From the entries, filter out every line that lacks "this" and copy the rest.

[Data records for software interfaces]
—————

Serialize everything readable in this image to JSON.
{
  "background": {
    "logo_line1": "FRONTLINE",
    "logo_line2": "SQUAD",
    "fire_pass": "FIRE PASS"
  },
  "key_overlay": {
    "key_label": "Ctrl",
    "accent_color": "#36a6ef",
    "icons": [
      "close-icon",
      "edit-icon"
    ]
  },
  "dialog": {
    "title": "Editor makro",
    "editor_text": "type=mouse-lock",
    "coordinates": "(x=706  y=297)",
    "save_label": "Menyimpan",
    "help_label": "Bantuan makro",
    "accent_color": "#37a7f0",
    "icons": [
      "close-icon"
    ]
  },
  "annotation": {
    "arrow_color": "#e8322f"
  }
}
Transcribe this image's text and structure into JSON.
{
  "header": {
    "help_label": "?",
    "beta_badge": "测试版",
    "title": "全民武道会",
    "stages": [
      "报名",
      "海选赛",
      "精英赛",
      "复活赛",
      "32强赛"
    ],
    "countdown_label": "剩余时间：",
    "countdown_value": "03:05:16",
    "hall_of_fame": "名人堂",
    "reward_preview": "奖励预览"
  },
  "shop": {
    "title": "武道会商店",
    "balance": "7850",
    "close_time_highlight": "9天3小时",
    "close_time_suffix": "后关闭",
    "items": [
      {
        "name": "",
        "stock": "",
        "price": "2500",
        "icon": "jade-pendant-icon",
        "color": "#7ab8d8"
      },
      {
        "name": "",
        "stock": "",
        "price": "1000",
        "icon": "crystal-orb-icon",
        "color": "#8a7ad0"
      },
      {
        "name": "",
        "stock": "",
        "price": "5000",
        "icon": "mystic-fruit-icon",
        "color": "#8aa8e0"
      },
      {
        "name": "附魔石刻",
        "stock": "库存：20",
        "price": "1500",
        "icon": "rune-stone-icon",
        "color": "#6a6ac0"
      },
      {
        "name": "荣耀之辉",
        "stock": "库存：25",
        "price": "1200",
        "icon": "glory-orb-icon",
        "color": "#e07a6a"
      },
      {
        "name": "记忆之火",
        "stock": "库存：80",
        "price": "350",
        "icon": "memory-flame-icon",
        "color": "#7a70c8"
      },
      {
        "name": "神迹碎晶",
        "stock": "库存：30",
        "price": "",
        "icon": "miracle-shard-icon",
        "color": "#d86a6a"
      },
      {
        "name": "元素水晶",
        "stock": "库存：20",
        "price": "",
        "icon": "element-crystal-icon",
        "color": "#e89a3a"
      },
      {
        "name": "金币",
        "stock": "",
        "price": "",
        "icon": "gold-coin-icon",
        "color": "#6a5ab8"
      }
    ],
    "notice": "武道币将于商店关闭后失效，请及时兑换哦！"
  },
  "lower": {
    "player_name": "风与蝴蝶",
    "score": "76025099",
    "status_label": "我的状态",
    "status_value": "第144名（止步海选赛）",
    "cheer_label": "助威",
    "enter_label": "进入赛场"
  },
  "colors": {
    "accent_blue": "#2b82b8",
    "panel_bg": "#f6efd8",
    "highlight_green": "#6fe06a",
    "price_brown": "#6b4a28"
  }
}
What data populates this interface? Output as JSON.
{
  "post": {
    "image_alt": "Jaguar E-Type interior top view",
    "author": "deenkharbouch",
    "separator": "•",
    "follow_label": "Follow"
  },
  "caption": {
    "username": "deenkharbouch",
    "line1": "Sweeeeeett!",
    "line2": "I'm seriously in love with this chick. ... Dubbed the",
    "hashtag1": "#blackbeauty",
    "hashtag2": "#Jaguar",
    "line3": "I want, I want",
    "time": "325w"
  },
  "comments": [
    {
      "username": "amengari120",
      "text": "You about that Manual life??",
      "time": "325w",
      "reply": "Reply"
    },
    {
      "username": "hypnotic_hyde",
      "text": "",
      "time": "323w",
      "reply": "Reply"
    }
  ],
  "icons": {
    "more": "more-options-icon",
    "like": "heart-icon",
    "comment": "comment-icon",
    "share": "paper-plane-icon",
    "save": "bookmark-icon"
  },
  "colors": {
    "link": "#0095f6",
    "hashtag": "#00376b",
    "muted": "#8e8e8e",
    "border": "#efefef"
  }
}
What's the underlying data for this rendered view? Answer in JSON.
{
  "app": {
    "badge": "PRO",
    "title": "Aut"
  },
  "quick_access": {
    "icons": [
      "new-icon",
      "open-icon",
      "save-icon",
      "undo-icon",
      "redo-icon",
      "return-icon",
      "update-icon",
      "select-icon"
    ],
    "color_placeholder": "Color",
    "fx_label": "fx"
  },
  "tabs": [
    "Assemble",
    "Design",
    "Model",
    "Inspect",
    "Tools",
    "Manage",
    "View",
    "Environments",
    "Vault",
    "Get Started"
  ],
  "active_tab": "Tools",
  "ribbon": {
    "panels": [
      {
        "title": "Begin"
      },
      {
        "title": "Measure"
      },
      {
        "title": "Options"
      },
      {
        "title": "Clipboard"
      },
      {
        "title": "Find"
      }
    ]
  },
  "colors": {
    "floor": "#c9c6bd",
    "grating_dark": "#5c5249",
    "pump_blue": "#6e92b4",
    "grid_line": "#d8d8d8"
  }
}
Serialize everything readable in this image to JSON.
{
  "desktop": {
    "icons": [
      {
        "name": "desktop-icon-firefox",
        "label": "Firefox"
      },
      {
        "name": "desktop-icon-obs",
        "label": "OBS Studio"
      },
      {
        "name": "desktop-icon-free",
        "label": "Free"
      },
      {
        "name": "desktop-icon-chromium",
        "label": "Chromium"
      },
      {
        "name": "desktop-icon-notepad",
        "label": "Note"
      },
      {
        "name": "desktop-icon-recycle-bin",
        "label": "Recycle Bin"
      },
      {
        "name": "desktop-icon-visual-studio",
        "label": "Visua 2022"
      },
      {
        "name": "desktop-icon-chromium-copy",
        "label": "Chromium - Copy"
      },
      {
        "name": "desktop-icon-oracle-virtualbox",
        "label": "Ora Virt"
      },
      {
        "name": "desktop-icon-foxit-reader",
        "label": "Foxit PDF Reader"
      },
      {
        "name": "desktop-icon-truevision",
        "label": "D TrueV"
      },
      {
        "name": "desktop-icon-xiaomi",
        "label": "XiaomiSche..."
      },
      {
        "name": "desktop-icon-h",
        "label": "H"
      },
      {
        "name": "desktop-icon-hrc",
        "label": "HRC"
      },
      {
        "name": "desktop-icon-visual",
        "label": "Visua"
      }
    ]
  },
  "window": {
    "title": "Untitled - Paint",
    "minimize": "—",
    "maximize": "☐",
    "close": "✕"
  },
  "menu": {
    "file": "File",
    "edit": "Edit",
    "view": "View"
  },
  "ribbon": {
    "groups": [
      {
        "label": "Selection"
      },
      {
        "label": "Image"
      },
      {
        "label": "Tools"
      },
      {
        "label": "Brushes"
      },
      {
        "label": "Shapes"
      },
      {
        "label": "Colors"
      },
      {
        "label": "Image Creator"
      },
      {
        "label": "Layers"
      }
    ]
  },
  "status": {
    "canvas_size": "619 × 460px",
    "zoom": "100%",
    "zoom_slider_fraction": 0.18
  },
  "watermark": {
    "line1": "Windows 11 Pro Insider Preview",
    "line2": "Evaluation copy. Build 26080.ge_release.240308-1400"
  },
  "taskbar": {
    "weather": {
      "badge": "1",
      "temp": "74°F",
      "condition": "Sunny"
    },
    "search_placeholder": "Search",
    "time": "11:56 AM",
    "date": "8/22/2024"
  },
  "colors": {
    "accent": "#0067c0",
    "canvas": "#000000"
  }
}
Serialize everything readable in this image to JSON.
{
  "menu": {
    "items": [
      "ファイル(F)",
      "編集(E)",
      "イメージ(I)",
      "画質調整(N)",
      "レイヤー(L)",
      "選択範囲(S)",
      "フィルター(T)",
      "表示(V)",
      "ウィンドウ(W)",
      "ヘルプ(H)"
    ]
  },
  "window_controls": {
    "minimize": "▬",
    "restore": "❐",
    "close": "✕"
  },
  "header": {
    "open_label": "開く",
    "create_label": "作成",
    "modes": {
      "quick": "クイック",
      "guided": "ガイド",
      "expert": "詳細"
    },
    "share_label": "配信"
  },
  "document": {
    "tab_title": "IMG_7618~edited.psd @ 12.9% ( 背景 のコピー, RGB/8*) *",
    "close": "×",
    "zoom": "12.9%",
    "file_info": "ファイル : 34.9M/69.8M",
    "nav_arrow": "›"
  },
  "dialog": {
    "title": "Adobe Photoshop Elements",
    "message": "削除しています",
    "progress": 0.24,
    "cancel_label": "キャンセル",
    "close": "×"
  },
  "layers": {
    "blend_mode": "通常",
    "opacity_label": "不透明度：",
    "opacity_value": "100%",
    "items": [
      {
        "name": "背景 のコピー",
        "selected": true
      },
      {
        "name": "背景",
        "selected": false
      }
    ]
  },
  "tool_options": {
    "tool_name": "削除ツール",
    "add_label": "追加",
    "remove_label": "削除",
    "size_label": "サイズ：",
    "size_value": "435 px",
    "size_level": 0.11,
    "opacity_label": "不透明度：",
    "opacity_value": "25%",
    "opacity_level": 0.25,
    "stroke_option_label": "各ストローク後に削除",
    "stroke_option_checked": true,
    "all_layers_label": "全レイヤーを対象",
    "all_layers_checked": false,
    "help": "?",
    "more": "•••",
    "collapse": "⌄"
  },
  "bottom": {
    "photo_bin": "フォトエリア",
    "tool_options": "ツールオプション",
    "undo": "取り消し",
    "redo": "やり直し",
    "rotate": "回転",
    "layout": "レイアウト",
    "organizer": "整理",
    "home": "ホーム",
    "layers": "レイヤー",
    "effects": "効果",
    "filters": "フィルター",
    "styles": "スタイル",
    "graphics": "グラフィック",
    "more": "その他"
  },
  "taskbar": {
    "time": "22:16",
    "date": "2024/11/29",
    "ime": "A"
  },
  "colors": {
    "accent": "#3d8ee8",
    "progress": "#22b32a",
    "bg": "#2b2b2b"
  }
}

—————

- The answer:
Serialize everything readable in this image to JSON.
Transcribe this image's text and structure into JSON.
What data populates this interface? Output as JSON.
    "line2": "I'm seriously in love with this chick. ... Dubbed the",
What's the underlying data for this rendered view? Answer in JSON.
Serialize everything readable in this image to JSON.
Serialize everything readable in this image to JSON.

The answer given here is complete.